> [What is needed]: For the listing that follows, report how many lines contain the word "البريدى", giving the number and no other text.

> [Records for processing]:
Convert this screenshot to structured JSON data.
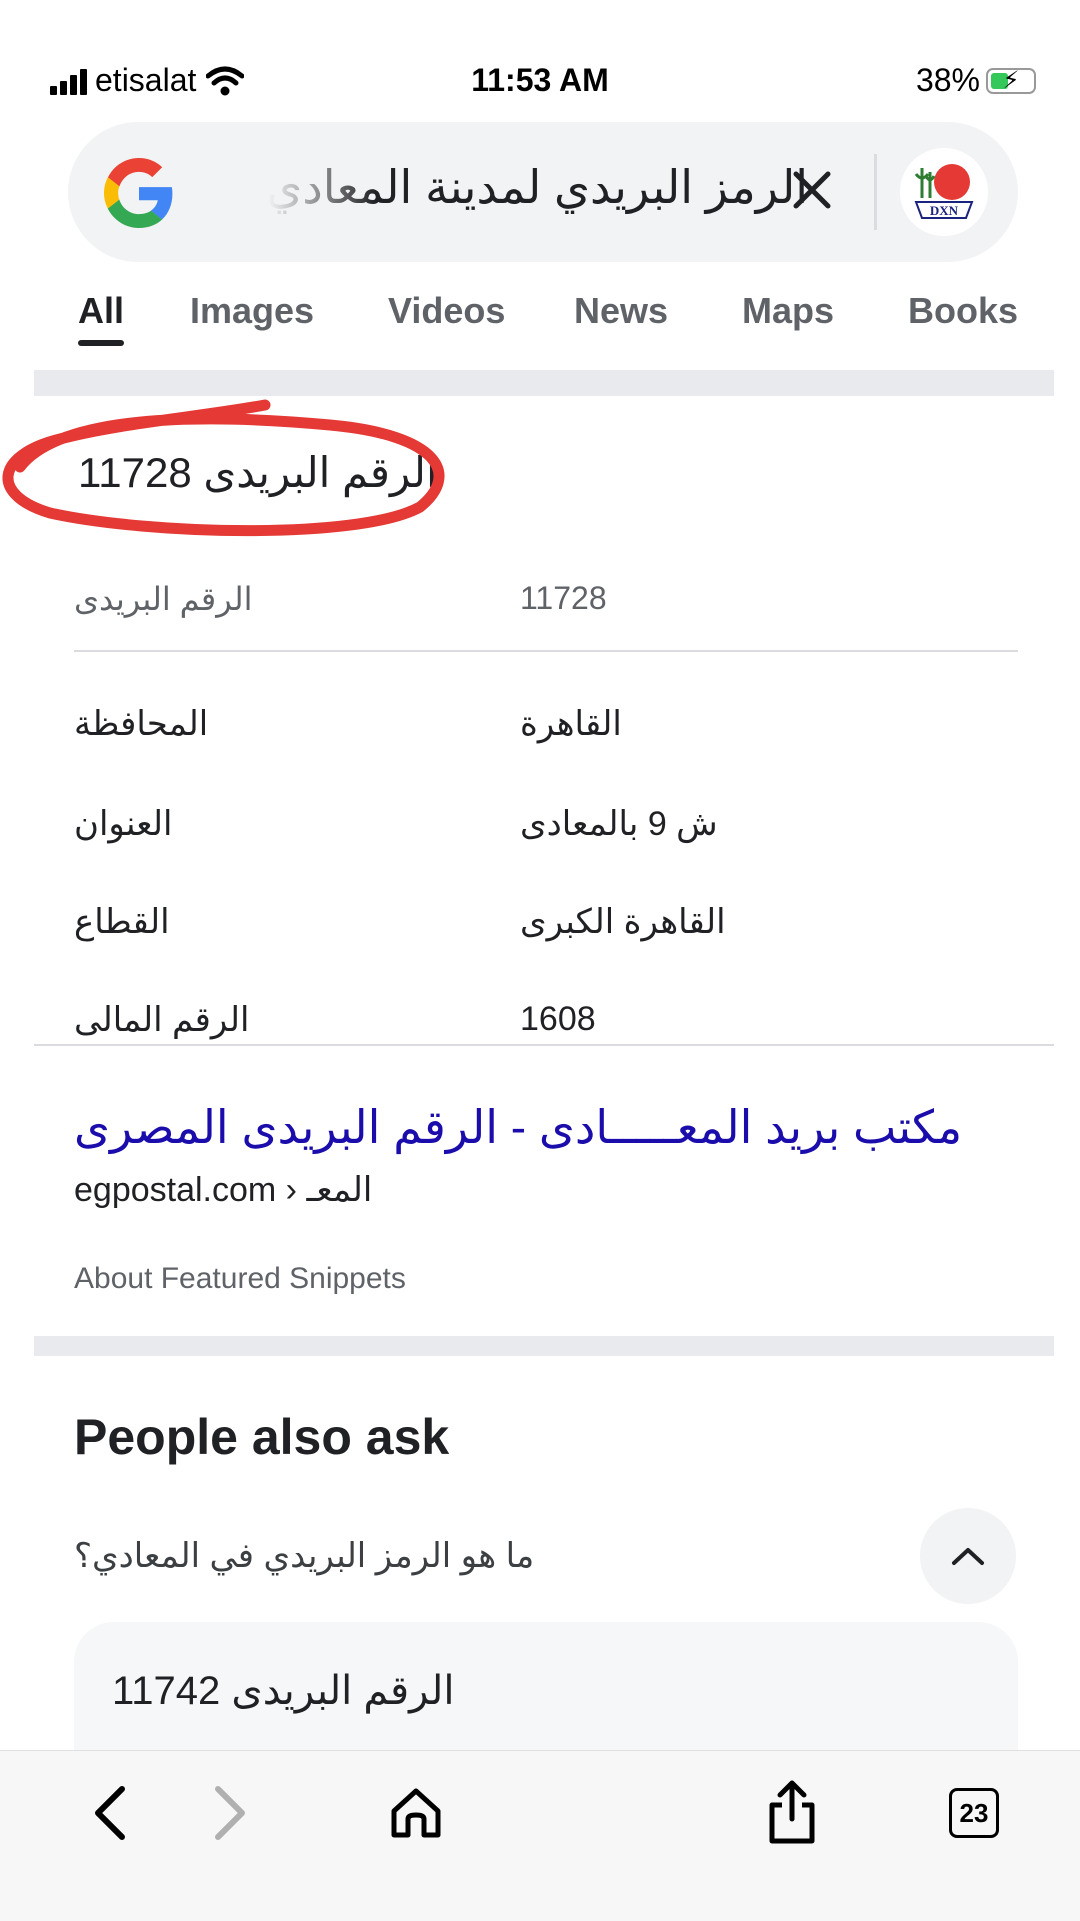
{
  "status_bar": {
    "carrier": "etisalat",
    "time": "11:53 AM",
    "battery": "38%"
  },
  "search": {
    "query": "الرمز البريدي لمدينة المعادي",
    "avatar_label": "DXN"
  },
  "tabs": [
    {
      "label": "All",
      "selected": true
    },
    {
      "label": "Images"
    },
    {
      "label": "Videos"
    },
    {
      "label": "News"
    },
    {
      "label": "Maps"
    },
    {
      "label": "Books"
    }
  ],
  "snippet": {
    "answer": "الرقم البريدى 11728",
    "header": {
      "label": "الرقم البريدى",
      "value": "11728"
    },
    "rows": [
      {
        "label": "المحافظة",
        "value": "القاهرة"
      },
      {
        "label": "العنوان",
        "value": "ش 9 بالمعادى"
      },
      {
        "label": "القطاع",
        "value": "القاهرة الكبرى"
      },
      {
        "label": "الرقم المالى",
        "value": "1608"
      }
    ],
    "result_title": "مكتب بريد المعـــــادى - الرقم البريدى المصرى",
    "result_url": "egpostal.com › المعـ",
    "about": "About Featured Snippets"
  },
  "people_also_ask": {
    "title": "People also ask",
    "question": "ما هو الرمز البريدي في المعادي؟",
    "answer": "الرقم البريدى 11742"
  },
  "toolbar": {
    "tabs_count": "23"
  },
  "colors": {
    "link": "#1a0dab",
    "highlight": "#e53935",
    "search_bg": "#f1f3f4"
  }
}
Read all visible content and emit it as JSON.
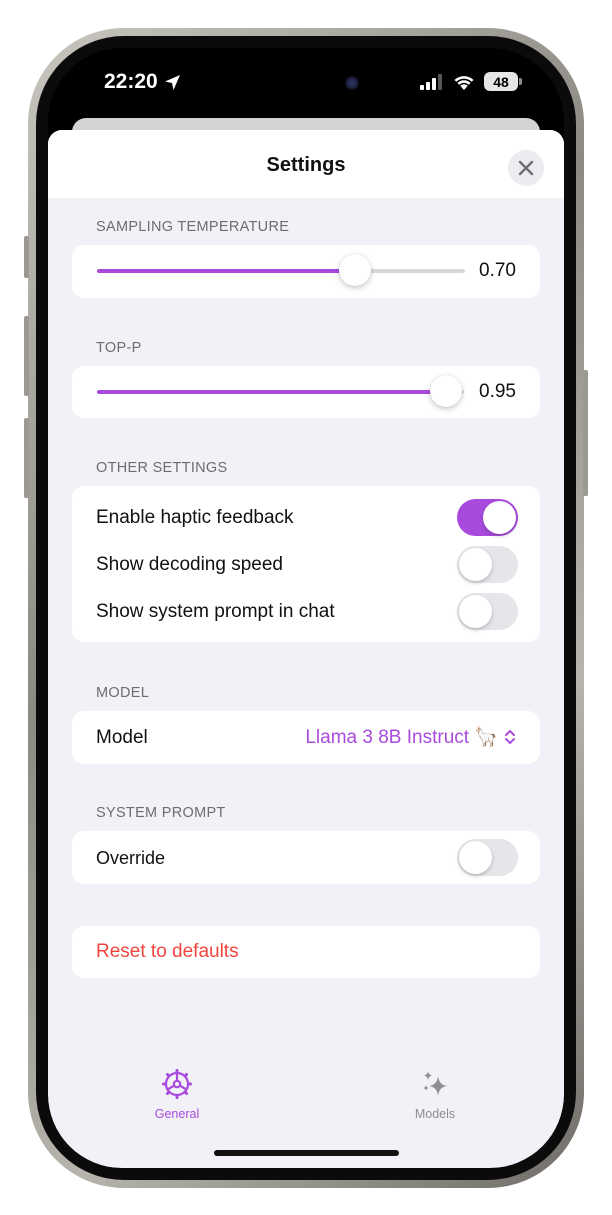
{
  "status_bar": {
    "time": "22:20",
    "battery": "48"
  },
  "sheet": {
    "title": "Settings"
  },
  "sampling_temperature": {
    "label": "SAMPLING TEMPERATURE",
    "value": 0.7,
    "value_text": "0.70"
  },
  "top_p": {
    "label": "TOP-P",
    "value": 0.95,
    "value_text": "0.95"
  },
  "other_settings": {
    "label": "OTHER SETTINGS",
    "rows": [
      {
        "label": "Enable haptic feedback",
        "on": true
      },
      {
        "label": "Show decoding speed",
        "on": false
      },
      {
        "label": "Show system prompt in chat",
        "on": false
      }
    ]
  },
  "model_section": {
    "label": "MODEL",
    "row_label": "Model",
    "value": "Llama 3 8B Instruct 🦙"
  },
  "system_prompt": {
    "label": "SYSTEM PROMPT",
    "row_label": "Override",
    "on": false
  },
  "reset": {
    "label": "Reset to defaults"
  },
  "tabs": [
    {
      "label": "General",
      "icon": "settings-gear-icon",
      "active": true
    },
    {
      "label": "Models",
      "icon": "sparkles-icon",
      "active": false
    }
  ],
  "colors": {
    "accent": "#a84bdc",
    "destructive": "#f0463d",
    "background": "#f2f1f7",
    "inactive": "#8e8e93"
  }
}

> [Written answer]: 4